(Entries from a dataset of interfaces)

▬▬▬▬▬▬▬▬▬▬

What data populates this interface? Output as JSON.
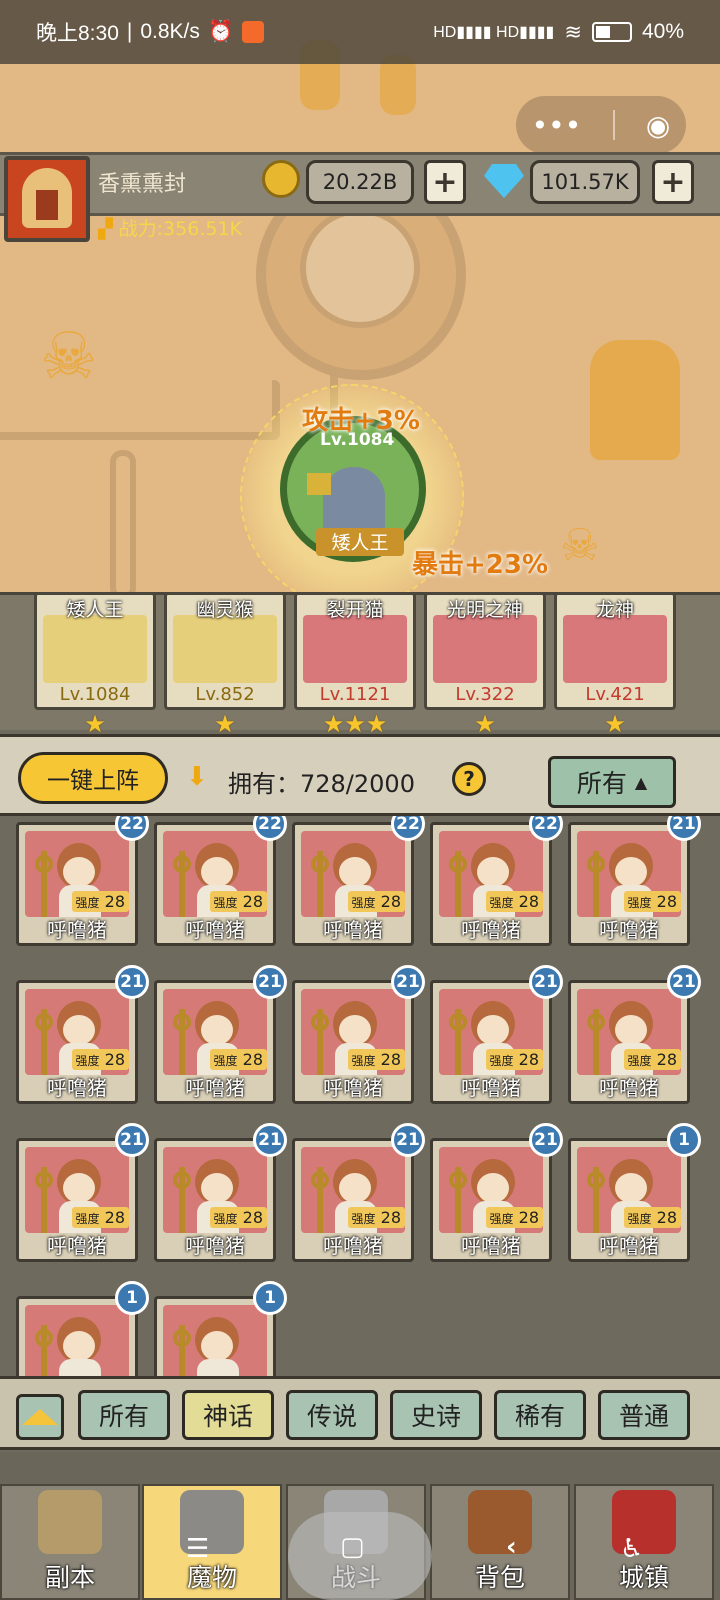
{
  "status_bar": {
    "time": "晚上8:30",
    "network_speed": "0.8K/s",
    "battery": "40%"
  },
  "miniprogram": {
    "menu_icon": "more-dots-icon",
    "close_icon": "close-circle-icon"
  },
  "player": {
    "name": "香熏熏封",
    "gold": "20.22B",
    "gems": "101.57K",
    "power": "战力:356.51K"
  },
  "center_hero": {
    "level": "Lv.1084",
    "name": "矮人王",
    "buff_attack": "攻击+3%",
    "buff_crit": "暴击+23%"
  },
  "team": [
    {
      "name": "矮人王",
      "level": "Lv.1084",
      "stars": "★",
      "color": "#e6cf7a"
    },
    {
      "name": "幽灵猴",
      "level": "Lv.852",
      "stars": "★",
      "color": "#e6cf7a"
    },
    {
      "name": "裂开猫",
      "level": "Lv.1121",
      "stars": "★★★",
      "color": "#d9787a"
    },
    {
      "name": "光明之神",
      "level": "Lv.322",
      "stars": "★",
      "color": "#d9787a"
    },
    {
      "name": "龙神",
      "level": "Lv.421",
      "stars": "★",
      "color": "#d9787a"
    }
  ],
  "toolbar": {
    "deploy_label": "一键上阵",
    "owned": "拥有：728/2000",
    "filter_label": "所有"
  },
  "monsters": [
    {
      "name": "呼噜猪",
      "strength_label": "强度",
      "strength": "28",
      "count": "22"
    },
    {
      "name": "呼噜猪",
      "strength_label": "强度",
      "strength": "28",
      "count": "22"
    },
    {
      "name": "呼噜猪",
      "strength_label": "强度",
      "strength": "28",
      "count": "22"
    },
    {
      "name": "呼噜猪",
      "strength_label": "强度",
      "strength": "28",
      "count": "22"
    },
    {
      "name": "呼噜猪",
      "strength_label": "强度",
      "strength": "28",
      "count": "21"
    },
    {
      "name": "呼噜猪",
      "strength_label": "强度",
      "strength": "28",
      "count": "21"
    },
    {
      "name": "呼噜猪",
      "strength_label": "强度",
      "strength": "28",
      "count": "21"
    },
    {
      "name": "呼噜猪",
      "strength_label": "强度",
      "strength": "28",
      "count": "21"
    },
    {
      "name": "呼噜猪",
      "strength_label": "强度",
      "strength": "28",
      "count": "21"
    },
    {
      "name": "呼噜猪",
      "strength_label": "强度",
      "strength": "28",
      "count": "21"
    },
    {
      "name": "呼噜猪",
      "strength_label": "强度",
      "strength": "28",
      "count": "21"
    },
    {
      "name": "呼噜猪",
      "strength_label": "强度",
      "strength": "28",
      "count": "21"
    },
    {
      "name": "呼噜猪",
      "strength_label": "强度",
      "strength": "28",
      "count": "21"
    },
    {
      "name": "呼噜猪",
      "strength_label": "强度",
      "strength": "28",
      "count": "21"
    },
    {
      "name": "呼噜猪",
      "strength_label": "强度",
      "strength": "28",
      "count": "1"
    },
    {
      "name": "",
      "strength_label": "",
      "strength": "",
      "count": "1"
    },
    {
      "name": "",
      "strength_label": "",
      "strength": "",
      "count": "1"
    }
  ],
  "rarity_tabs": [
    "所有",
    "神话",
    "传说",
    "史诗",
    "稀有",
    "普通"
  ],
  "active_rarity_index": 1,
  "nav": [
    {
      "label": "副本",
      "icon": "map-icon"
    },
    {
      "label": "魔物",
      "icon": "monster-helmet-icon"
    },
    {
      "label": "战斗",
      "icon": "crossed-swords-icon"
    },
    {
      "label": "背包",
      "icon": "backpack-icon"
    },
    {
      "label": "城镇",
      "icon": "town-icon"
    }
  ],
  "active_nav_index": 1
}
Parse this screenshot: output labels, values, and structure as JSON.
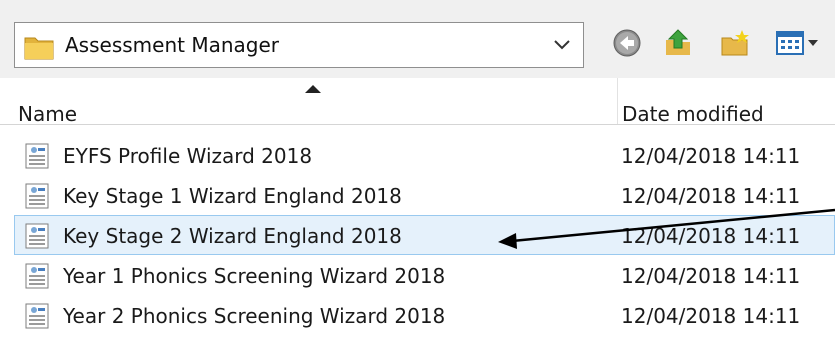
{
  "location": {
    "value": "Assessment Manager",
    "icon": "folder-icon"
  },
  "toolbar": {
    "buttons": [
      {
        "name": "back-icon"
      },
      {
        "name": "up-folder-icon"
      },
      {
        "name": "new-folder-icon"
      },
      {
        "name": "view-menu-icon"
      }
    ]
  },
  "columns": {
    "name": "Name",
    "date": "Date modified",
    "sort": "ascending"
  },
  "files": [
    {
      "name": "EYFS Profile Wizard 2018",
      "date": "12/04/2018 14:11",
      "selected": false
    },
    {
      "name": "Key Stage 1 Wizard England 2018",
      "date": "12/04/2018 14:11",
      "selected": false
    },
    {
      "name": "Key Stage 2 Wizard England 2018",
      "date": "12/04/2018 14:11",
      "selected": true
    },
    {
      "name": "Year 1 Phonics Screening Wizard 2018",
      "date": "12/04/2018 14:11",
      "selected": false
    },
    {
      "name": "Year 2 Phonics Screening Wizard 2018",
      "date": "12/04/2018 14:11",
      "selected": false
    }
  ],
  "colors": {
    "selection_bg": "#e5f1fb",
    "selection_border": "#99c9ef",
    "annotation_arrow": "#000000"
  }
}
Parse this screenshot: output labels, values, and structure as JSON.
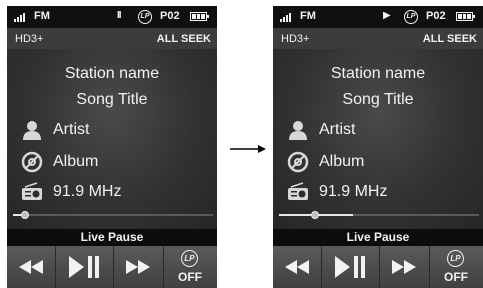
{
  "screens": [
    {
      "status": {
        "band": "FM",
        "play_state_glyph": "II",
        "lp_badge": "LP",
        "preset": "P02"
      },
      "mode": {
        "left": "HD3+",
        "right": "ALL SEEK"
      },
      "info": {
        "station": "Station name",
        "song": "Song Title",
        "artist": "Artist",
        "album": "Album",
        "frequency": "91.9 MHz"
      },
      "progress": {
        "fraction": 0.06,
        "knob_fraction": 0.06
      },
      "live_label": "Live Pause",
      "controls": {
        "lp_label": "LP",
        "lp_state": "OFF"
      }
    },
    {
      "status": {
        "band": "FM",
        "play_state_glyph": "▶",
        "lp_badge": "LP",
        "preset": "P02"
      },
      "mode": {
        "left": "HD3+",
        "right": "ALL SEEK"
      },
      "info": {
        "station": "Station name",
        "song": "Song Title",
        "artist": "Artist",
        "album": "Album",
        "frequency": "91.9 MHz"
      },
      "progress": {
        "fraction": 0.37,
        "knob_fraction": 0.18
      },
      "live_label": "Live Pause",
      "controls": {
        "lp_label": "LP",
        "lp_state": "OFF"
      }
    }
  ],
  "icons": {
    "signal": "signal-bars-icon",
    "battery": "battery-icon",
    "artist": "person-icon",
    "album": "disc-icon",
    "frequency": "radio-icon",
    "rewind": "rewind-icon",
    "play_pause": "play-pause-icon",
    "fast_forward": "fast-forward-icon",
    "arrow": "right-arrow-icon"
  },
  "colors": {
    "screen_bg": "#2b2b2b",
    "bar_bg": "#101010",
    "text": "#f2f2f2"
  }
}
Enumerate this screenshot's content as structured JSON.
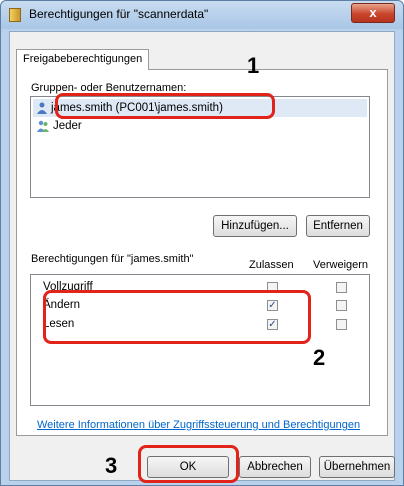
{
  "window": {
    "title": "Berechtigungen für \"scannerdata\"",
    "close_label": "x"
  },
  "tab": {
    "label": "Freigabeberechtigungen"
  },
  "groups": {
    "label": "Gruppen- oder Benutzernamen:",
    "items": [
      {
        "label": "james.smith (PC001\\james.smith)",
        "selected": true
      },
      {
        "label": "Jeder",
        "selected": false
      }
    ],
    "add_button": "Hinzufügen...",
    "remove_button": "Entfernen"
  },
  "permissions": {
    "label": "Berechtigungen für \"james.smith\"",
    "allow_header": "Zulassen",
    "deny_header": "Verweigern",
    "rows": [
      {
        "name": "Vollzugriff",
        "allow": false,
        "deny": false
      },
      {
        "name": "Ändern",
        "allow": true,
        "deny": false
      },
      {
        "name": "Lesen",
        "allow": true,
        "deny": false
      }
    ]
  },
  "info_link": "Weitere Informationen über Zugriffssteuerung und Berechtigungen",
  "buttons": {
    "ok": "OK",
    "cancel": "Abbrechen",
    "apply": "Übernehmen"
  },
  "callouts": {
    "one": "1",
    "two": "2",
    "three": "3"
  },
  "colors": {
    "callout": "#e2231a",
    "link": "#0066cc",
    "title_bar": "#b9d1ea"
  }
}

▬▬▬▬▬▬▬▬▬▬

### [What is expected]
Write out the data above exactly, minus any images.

### [Solution for this exercise]
What data populates this interface? Output as JSON.
{
  "status_bar": {
    "time": "晚上8:30",
    "network_speed": "0.8K/s",
    "battery": "40%"
  },
  "miniprogram": {
    "menu_icon": "more-dots-icon",
    "close_icon": "close-circle-icon"
  },
  "player": {
    "name": "香熏熏封",
    "gold": "20.22B",
    "gems": "101.57K",
    "power": "战力:356.51K"
  },
  "center_hero": {
    "level": "Lv.1084",
    "name": "矮人王",
    "buff_attack": "攻击+3%",
    "buff_crit": "暴击+23%"
  },
  "team": [
    {
      "name": "矮人王",
      "level": "Lv.1084",
      "stars": "★",
      "color": "#e6cf7a"
    },
    {
      "name": "幽灵猴",
      "level": "Lv.852",
      "stars": "★",
      "color": "#e6cf7a"
    },
    {
      "name": "裂开猫",
      "level": "Lv.1121",
      "stars": "★★★",
      "color": "#d9787a"
    },
    {
      "name": "光明之神",
      "level": "Lv.322",
      "stars": "★",
      "color": "#d9787a"
    },
    {
      "name": "龙神",
      "level": "Lv.421",
      "stars": "★",
      "color": "#d9787a"
    }
  ],
  "toolbar": {
    "deploy_label": "一键上阵",
    "owned": "拥有：728/2000",
    "filter_label": "所有"
  },
  "monsters": [
    {
      "name": "呼噜猪",
      "strength_label": "强度",
      "strength": "28",
      "count": "22"
    },
    {
      "name": "呼噜猪",
      "strength_label": "强度",
      "strength": "28",
      "count": "22"
    },
    {
      "name": "呼噜猪",
      "strength_label": "强度",
      "strength": "28",
      "count": "22"
    },
    {
      "name": "呼噜猪",
      "strength_label": "强度",
      "strength": "28",
      "count": "22"
    },
    {
      "name": "呼噜猪",
      "strength_label": "强度",
      "strength": "28",
      "count": "21"
    },
    {
      "name": "呼噜猪",
      "strength_label": "强度",
      "strength": "28",
      "count": "21"
    },
    {
      "name": "呼噜猪",
      "strength_label": "强度",
      "strength": "28",
      "count": "21"
    },
    {
      "name": "呼噜猪",
      "strength_label": "强度",
      "strength": "28",
      "count": "21"
    },
    {
      "name": "呼噜猪",
      "strength_label": "强度",
      "strength": "28",
      "count": "21"
    },
    {
      "name": "呼噜猪",
      "strength_label": "强度",
      "strength": "28",
      "count": "21"
    },
    {
      "name": "呼噜猪",
      "strength_label": "强度",
      "strength": "28",
      "count": "21"
    },
    {
      "name": "呼噜猪",
      "strength_label": "强度",
      "strength": "28",
      "count": "21"
    },
    {
      "name": "呼噜猪",
      "strength_label": "强度",
      "strength": "28",
      "count": "21"
    },
    {
      "name": "呼噜猪",
      "strength_label": "强度",
      "strength": "28",
      "count": "21"
    },
    {
      "name": "呼噜猪",
      "strength_label": "强度",
      "strength": "28",
      "count": "1"
    },
    {
      "name": "",
      "strength_label": "",
      "strength": "",
      "count": "1"
    },
    {
      "name": "",
      "strength_label": "",
      "strength": "",
      "count": "1"
    }
  ],
  "rarity_tabs": [
    "所有",
    "神话",
    "传说",
    "史诗",
    "稀有",
    "普通"
  ],
  "active_rarity_index": 1,
  "nav": [
    {
      "label": "副本",
      "icon": "map-icon"
    },
    {
      "label": "魔物",
      "icon": "monster-helmet-icon"
    },
    {
      "label": "战斗",
      "icon": "crossed-swords-icon"
    },
    {
      "label": "背包",
      "icon": "backpack-icon"
    },
    {
      "label": "城镇",
      "icon": "town-icon"
    }
  ],
  "active_nav_index": 1
}
Parse this screenshot: output labels, values, and structure as JSON.
{
  "location": {
    "value": "Assessment Manager",
    "icon": "folder-icon"
  },
  "toolbar": {
    "buttons": [
      {
        "name": "back-icon"
      },
      {
        "name": "up-folder-icon"
      },
      {
        "name": "new-folder-icon"
      },
      {
        "name": "view-menu-icon"
      }
    ]
  },
  "columns": {
    "name": "Name",
    "date": "Date modified",
    "sort": "ascending"
  },
  "files": [
    {
      "name": "EYFS Profile Wizard 2018",
      "date": "12/04/2018 14:11",
      "selected": false
    },
    {
      "name": "Key Stage 1 Wizard England 2018",
      "date": "12/04/2018 14:11",
      "selected": false
    },
    {
      "name": "Key Stage 2 Wizard England 2018",
      "date": "12/04/2018 14:11",
      "selected": true
    },
    {
      "name": "Year 1 Phonics Screening Wizard 2018",
      "date": "12/04/2018 14:11",
      "selected": false
    },
    {
      "name": "Year 2 Phonics Screening Wizard 2018",
      "date": "12/04/2018 14:11",
      "selected": false
    }
  ],
  "colors": {
    "selection_bg": "#e5f1fb",
    "selection_border": "#99c9ef",
    "annotation_arrow": "#000000"
  }
}
Parse this screenshot: output labels, values, and structure as JSON.
{
  "screens": [
    {
      "status": {
        "band": "FM",
        "play_state_glyph": "II",
        "lp_badge": "LP",
        "preset": "P02"
      },
      "mode": {
        "left": "HD3+",
        "right": "ALL SEEK"
      },
      "info": {
        "station": "Station name",
        "song": "Song Title",
        "artist": "Artist",
        "album": "Album",
        "frequency": "91.9 MHz"
      },
      "progress": {
        "fraction": 0.06,
        "knob_fraction": 0.06
      },
      "live_label": "Live Pause",
      "controls": {
        "lp_label": "LP",
        "lp_state": "OFF"
      }
    },
    {
      "status": {
        "band": "FM",
        "play_state_glyph": "▶",
        "lp_badge": "LP",
        "preset": "P02"
      },
      "mode": {
        "left": "HD3+",
        "right": "ALL SEEK"
      },
      "info": {
        "station": "Station name",
        "song": "Song Title",
        "artist": "Artist",
        "album": "Album",
        "frequency": "91.9 MHz"
      },
      "progress": {
        "fraction": 0.37,
        "knob_fraction": 0.18
      },
      "live_label": "Live Pause",
      "controls": {
        "lp_label": "LP",
        "lp_state": "OFF"
      }
    }
  ],
  "icons": {
    "signal": "signal-bars-icon",
    "battery": "battery-icon",
    "artist": "person-icon",
    "album": "disc-icon",
    "frequency": "radio-icon",
    "rewind": "rewind-icon",
    "play_pause": "play-pause-icon",
    "fast_forward": "fast-forward-icon",
    "arrow": "right-arrow-icon"
  },
  "colors": {
    "screen_bg": "#2b2b2b",
    "bar_bg": "#101010",
    "text": "#f2f2f2"
  }
}
Enumerate this screenshot's content as structured JSON.
{
  "window": {
    "title": "Berechtigungen für \"scannerdata\"",
    "close_label": "x"
  },
  "tab": {
    "label": "Freigabeberechtigungen"
  },
  "groups": {
    "label": "Gruppen- oder Benutzernamen:",
    "items": [
      {
        "label": "james.smith (PC001\\james.smith)",
        "selected": true
      },
      {
        "label": "Jeder",
        "selected": false
      }
    ],
    "add_button": "Hinzufügen...",
    "remove_button": "Entfernen"
  },
  "permissions": {
    "label": "Berechtigungen für \"james.smith\"",
    "allow_header": "Zulassen",
    "deny_header": "Verweigern",
    "rows": [
      {
        "name": "Vollzugriff",
        "allow": false,
        "deny": false
      },
      {
        "name": "Ändern",
        "allow": true,
        "deny": false
      },
      {
        "name": "Lesen",
        "allow": true,
        "deny": false
      }
    ]
  },
  "info_link": "Weitere Informationen über Zugriffssteuerung und Berechtigungen",
  "buttons": {
    "ok": "OK",
    "cancel": "Abbrechen",
    "apply": "Übernehmen"
  },
  "callouts": {
    "one": "1",
    "two": "2",
    "three": "3"
  },
  "colors": {
    "callout": "#e2231a",
    "link": "#0066cc",
    "title_bar": "#b9d1ea"
  }
}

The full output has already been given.